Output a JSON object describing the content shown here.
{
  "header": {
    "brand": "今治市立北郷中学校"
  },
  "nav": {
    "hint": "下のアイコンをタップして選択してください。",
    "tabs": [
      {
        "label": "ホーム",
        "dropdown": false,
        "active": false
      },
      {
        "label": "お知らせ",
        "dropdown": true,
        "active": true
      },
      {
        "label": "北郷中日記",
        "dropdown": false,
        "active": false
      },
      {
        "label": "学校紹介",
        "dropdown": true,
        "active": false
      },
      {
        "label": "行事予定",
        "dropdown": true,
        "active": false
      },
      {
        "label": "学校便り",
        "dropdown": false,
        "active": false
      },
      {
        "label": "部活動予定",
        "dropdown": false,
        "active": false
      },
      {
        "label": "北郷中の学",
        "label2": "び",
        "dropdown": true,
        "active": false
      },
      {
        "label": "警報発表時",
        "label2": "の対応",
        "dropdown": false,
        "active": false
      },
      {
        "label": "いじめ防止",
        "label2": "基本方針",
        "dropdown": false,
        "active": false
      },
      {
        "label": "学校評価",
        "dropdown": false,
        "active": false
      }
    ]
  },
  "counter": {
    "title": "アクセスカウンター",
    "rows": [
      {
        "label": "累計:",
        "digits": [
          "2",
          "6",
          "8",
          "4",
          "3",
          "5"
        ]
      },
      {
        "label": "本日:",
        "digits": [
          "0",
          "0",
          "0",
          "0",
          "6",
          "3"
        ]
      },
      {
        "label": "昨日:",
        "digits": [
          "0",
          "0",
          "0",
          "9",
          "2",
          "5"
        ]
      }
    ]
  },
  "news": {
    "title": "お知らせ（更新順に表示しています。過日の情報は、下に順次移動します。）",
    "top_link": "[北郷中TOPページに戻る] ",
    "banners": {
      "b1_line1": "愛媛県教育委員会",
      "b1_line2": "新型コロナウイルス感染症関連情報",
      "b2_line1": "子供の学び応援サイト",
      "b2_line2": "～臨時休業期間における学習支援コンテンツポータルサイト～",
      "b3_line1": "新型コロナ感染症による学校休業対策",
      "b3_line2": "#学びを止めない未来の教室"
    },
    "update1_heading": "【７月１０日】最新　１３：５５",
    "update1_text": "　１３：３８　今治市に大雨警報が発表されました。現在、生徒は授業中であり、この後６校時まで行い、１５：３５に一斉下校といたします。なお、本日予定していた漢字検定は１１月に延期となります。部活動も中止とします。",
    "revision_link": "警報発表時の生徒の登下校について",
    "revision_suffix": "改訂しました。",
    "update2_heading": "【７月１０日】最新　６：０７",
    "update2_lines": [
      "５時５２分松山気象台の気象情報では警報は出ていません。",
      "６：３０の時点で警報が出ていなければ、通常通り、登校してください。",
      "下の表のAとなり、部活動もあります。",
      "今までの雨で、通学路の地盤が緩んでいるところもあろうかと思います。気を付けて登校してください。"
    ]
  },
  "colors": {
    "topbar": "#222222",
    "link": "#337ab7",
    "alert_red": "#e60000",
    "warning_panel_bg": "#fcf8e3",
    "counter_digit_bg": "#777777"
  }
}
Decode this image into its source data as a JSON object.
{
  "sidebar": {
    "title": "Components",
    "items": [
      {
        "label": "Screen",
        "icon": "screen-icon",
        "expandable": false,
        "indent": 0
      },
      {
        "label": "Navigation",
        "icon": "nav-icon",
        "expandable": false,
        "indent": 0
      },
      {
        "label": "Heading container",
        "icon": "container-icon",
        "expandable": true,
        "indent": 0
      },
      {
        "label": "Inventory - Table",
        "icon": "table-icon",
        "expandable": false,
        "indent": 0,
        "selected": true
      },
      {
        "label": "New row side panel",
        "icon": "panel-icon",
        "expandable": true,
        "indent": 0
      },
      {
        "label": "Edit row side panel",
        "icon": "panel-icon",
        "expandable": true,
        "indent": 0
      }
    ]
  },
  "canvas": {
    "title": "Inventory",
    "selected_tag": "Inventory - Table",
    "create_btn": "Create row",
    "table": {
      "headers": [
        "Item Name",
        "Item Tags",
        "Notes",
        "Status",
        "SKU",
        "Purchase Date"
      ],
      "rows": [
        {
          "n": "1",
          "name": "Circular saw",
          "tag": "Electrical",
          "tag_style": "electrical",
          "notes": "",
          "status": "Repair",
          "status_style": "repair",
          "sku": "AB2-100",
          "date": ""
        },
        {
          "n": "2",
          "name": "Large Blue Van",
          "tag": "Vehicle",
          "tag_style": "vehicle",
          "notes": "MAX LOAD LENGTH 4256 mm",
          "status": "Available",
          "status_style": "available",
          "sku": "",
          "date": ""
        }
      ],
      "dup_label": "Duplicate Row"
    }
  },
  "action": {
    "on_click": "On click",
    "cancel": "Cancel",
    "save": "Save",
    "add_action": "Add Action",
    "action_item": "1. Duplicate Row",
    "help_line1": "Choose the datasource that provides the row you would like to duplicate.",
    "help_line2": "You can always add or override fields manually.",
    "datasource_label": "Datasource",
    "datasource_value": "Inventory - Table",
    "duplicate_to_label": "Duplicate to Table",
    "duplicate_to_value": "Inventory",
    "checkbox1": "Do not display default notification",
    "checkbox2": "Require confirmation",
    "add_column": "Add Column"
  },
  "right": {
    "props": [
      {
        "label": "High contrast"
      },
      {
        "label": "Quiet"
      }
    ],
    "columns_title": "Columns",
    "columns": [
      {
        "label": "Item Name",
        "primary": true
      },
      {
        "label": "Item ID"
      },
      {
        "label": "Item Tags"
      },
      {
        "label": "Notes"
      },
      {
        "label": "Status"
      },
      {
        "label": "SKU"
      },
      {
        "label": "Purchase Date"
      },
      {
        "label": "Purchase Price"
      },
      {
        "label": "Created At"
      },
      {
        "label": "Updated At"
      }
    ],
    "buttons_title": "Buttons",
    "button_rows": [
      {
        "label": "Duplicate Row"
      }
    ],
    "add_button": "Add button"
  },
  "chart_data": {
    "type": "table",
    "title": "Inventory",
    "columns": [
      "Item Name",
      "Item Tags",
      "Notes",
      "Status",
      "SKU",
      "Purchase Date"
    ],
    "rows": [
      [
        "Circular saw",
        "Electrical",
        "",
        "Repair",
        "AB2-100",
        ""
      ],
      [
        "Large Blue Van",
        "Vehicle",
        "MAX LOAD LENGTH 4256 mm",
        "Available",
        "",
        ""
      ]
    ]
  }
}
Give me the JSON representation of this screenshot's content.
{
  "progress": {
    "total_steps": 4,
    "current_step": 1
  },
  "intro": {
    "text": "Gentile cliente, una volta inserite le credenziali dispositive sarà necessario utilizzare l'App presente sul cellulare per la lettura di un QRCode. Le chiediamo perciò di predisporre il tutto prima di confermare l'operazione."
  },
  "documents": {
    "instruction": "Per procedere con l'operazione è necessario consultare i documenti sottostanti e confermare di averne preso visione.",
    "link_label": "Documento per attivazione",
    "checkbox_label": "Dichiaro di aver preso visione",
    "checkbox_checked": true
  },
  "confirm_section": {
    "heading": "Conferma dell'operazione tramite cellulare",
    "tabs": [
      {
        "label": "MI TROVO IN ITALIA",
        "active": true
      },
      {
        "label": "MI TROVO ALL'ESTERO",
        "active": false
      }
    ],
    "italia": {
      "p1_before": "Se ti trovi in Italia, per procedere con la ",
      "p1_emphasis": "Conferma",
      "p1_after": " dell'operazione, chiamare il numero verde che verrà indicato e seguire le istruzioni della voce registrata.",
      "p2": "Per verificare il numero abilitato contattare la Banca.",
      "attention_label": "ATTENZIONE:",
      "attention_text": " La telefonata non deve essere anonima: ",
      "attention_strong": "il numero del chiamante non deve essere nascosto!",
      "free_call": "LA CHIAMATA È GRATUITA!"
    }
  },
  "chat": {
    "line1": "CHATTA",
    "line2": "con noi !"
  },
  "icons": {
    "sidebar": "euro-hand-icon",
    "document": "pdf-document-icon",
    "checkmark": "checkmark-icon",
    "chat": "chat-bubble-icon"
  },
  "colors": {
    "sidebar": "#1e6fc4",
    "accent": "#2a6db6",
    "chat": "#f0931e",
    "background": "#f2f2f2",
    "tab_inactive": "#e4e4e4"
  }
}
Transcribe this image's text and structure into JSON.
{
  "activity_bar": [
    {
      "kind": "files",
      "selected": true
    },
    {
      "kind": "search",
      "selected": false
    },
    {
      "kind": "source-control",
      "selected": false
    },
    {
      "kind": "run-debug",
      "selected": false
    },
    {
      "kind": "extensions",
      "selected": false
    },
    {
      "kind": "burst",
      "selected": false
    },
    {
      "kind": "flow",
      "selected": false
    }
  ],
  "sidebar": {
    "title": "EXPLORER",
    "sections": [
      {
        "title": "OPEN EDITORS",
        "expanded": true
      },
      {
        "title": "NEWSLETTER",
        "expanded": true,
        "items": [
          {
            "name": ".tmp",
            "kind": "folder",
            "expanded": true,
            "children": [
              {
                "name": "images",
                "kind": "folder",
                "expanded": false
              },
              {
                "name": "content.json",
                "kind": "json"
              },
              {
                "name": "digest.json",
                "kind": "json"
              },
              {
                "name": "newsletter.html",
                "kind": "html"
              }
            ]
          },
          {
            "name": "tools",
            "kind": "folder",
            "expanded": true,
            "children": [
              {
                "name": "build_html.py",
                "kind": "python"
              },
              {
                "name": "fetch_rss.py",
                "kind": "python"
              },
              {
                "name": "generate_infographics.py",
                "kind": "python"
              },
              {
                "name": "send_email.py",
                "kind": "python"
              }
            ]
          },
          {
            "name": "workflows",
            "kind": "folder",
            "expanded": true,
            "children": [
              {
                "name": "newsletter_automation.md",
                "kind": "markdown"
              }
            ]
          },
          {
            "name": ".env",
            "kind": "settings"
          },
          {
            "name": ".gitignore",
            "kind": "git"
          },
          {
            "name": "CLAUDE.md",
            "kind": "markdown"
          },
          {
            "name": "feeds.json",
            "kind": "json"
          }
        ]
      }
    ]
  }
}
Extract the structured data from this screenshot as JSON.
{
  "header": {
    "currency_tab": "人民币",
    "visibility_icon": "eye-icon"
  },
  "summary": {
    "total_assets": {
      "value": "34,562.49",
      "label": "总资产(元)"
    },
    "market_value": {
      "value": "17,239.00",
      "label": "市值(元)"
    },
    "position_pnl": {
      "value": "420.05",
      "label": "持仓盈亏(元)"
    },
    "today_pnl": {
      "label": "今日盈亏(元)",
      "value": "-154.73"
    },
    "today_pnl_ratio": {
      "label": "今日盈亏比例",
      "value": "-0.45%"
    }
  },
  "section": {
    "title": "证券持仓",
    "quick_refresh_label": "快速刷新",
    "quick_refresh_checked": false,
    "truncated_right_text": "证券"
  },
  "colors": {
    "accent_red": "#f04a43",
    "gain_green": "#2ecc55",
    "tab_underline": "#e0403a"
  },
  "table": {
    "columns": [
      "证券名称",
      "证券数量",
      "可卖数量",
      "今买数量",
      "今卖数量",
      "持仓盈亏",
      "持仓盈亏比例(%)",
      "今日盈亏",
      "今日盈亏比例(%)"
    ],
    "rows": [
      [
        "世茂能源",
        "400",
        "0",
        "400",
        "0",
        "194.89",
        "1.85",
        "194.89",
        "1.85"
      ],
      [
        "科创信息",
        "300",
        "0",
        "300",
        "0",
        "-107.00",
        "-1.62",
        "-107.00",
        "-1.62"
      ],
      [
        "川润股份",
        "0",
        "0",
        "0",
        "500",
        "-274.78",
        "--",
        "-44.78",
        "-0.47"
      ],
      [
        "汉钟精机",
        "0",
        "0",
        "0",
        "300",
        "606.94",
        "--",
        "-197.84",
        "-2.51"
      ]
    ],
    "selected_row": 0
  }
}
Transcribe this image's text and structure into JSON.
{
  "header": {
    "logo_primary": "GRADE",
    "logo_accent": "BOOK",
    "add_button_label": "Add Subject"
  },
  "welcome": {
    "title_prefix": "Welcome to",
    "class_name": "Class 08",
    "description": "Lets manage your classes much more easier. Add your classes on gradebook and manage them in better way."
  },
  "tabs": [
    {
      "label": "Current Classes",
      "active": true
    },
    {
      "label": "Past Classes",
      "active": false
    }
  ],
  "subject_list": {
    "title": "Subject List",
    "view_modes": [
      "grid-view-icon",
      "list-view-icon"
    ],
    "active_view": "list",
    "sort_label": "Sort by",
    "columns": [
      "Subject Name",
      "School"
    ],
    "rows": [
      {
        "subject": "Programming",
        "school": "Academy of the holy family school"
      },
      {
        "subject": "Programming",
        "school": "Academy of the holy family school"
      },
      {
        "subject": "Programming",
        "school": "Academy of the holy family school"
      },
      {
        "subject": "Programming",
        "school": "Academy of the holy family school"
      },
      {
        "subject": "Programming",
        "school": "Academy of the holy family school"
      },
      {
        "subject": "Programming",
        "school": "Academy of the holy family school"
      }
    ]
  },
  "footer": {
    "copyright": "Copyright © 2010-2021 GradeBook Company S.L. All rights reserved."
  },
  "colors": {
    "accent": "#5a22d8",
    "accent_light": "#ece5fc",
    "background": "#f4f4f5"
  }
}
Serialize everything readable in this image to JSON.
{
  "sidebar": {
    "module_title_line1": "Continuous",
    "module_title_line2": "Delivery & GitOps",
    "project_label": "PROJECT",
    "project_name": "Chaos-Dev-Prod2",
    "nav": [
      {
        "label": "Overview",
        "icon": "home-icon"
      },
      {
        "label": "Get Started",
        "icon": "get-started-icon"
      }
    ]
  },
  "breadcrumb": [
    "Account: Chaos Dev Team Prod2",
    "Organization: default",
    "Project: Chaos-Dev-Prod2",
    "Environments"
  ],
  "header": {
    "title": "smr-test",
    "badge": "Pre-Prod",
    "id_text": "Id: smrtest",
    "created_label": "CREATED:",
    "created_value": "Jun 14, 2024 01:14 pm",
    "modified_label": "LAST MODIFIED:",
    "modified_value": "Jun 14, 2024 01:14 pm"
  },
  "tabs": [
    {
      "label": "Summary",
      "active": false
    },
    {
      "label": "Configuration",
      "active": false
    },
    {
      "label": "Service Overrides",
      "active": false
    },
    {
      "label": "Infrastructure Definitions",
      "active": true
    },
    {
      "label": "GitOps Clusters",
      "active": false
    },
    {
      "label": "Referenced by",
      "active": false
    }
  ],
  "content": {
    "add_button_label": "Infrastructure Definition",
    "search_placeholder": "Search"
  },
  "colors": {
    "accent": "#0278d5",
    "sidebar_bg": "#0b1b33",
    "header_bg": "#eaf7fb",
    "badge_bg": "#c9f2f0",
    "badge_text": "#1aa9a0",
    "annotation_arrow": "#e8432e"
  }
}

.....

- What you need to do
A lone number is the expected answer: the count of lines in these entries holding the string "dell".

- Expected answer
2